Old Gus wasn't really a cynic. The boys thought he was, but they were prejudiced. Gus was just the janitor, and all janitors are queer ducks to college men.
Gus had a dollar bet with Brady, the drug clerk, that Swanson would defeat Grayside on Thanksgiving Day. Gus had lost a dollar each year for the past six years on that game. But, as he always confided to Nelly, a team can't win every time. Gus was still grateful for that six bits he cleaned up back in '28 when Swanson won by a safety.
So you understand, one couldn't exactly call Gus a cynic. The Dead-bones thought he was because he laughed when they said "Brute" Howell had school spirit.
It wasn't that Gus was skeptical concerning school spirit. He knew that that was what caused the boys to nearly fall off the bleachers in their enthusiasm every Saturday afternoon during November.

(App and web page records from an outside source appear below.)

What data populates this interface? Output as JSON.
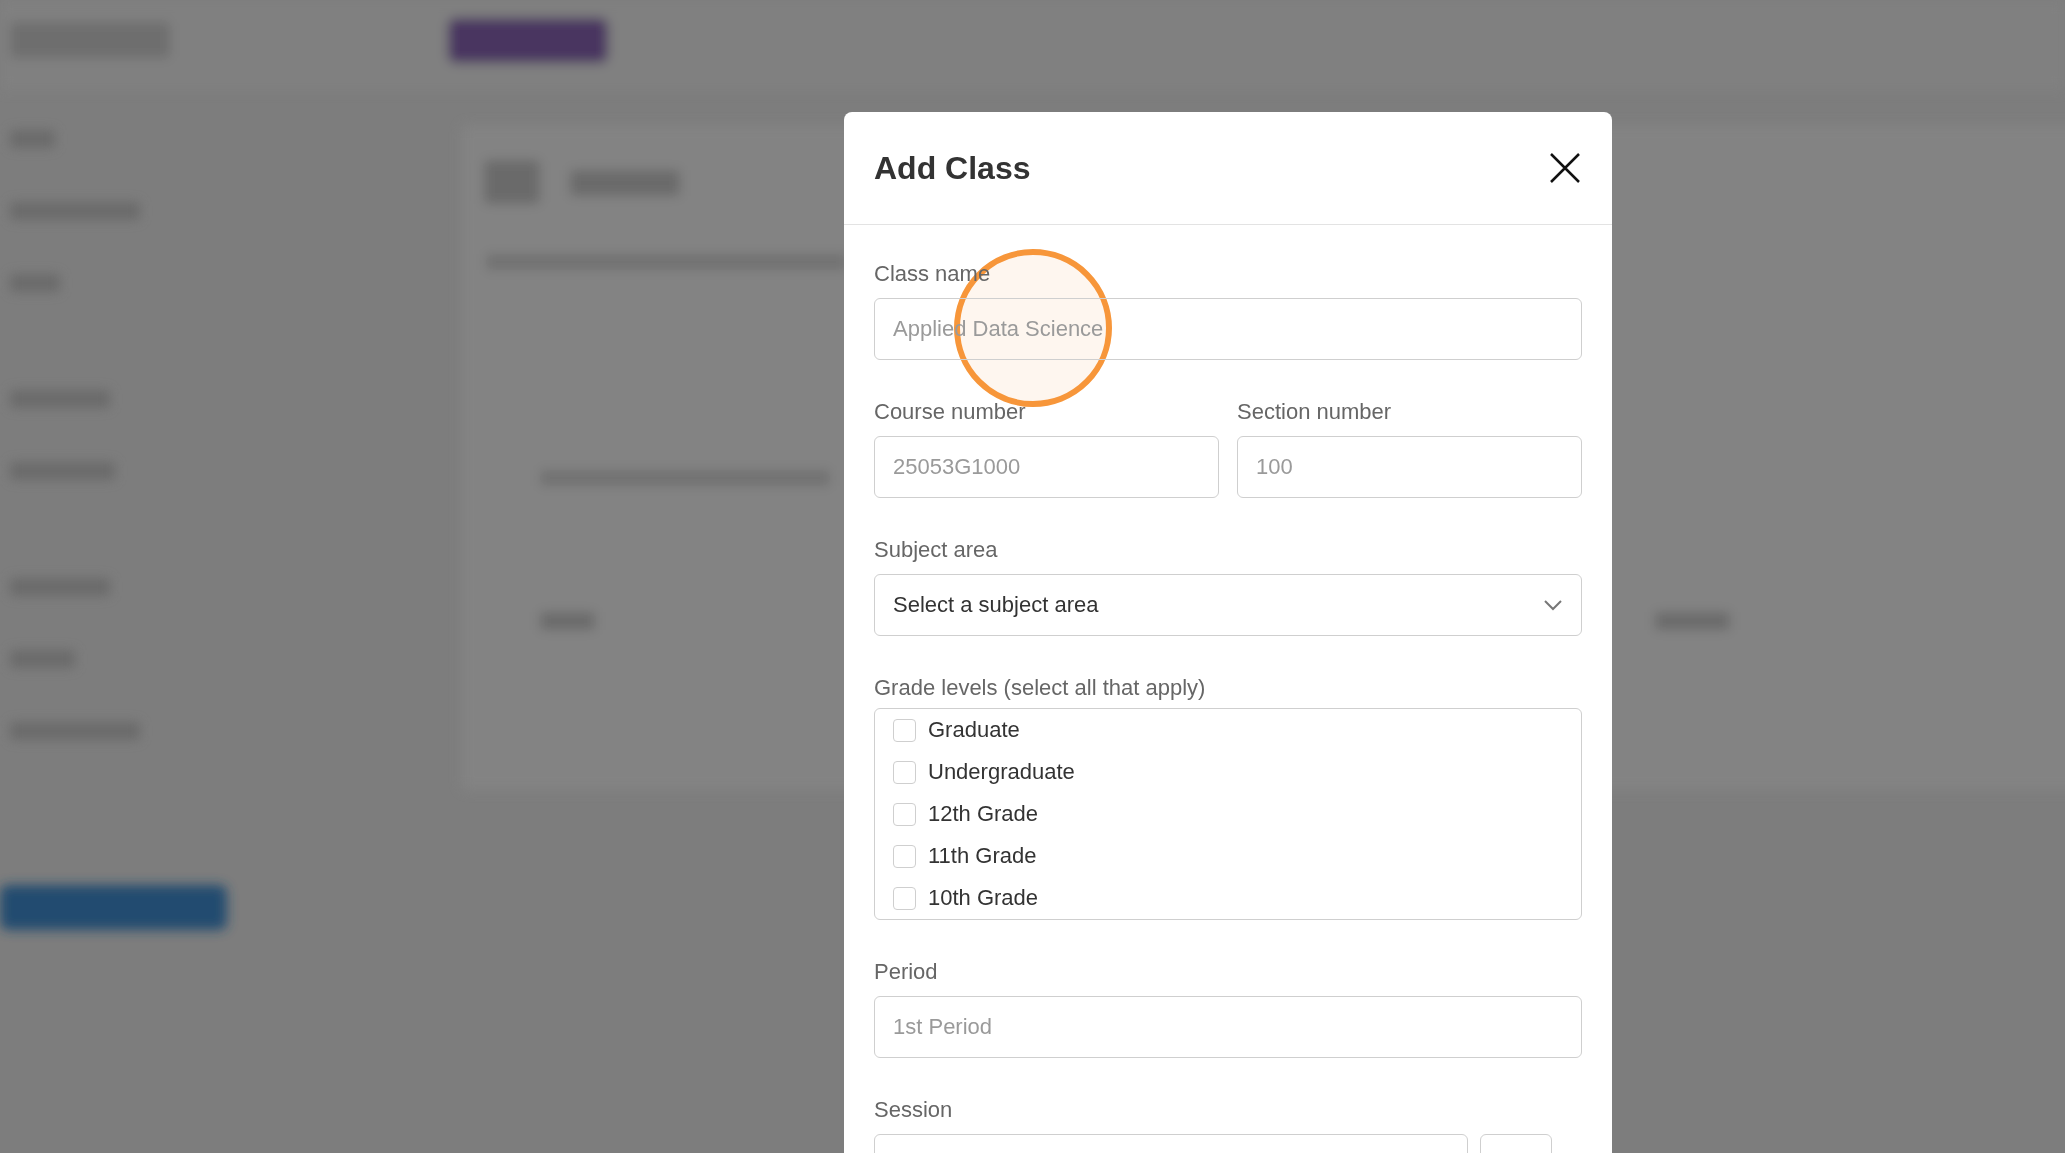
{
  "dialog": {
    "title": "Add Class",
    "fields": [
      {
        "kind": "text",
        "label": "Class name",
        "placeholder": "Applied Data Science"
      },
      {
        "kind": "pair",
        "items": [
          {
            "label": "Course number",
            "placeholder": "25053G1000"
          },
          {
            "label": "Section number",
            "placeholder": "100"
          }
        ]
      },
      {
        "kind": "select",
        "label": "Subject area",
        "value": "Select a subject area"
      },
      {
        "kind": "checklist",
        "label": "Grade levels (select all that apply)",
        "options": [
          {
            "label": "Graduate",
            "checked": false
          },
          {
            "label": "Undergraduate",
            "checked": false
          },
          {
            "label": "12th Grade",
            "checked": false
          },
          {
            "label": "11th Grade",
            "checked": false
          },
          {
            "label": "10th Grade",
            "checked": false
          }
        ]
      },
      {
        "kind": "text",
        "label": "Period",
        "placeholder": "1st Period"
      },
      {
        "kind": "session",
        "label": "Session"
      }
    ]
  }
}
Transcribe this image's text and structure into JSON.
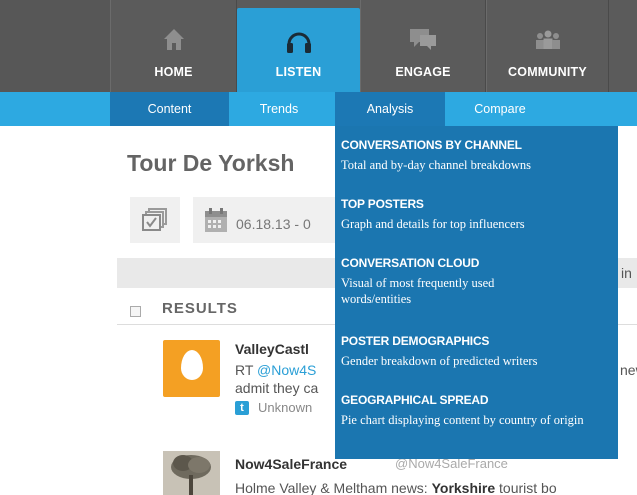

Nor did he dislike "Brute" Howell. Quite to the contrary, he was counting on "The Brute" to bring back his dollar from Brady. It was just funny, that's all. Gus had to laugh.
It never would have happened it the Dead-bones had not decided to hold their annual "smoker" on Tuesday night at least Gus wouldn't have known about it. But that was Gus' night to work.
The Dead-bones had over twenty rushees there that night. Fellows who were outstanding. Denham, the school editor. Starns, an honor man. "Brute" H o w e l l, Swanson's triple-threat star. Dead-bones was a select crowd.
Gus sat out in the dark hall and watched them through the half-open door. Several of the faculty were there; and Michaels, one of Swanson's most illustrious sons, the man who made the safety against Grayside in '28, was an honored guest.
Gus loved to watch them. It made tears come into his eyes when they stood up and softly sung of alma mater. Gus, though he had never passed out of the eighth grade, always felt as if he were a Swanson man.
He wasn't the only one that showed emotion. Michaels sobbed openly when he had finished his speech, and Denham, the editor, could not speak for the tears that choked his voice. Gus felt awfully sorry for him. He had always suspected Denham of being something of a snob.
Rather than show any emotion, "Brute" Howell covered his face with his hands and staggered through the door. Sympathetic hands patted him gently on the shoulder as he p a s s e d. Howell was overwhelmed with feeling in spite of himself.
Gus followed him down the stairs to see that he found the door without accident.
He could hear "The Brute" groaning as he hurried down the hall And he was muttering, "These cigars . . . these damned cigars!"
Gus wasn't really a cynic. It might have been school spirit. But he couldn't help laughing. You see . . . he had to clean it up!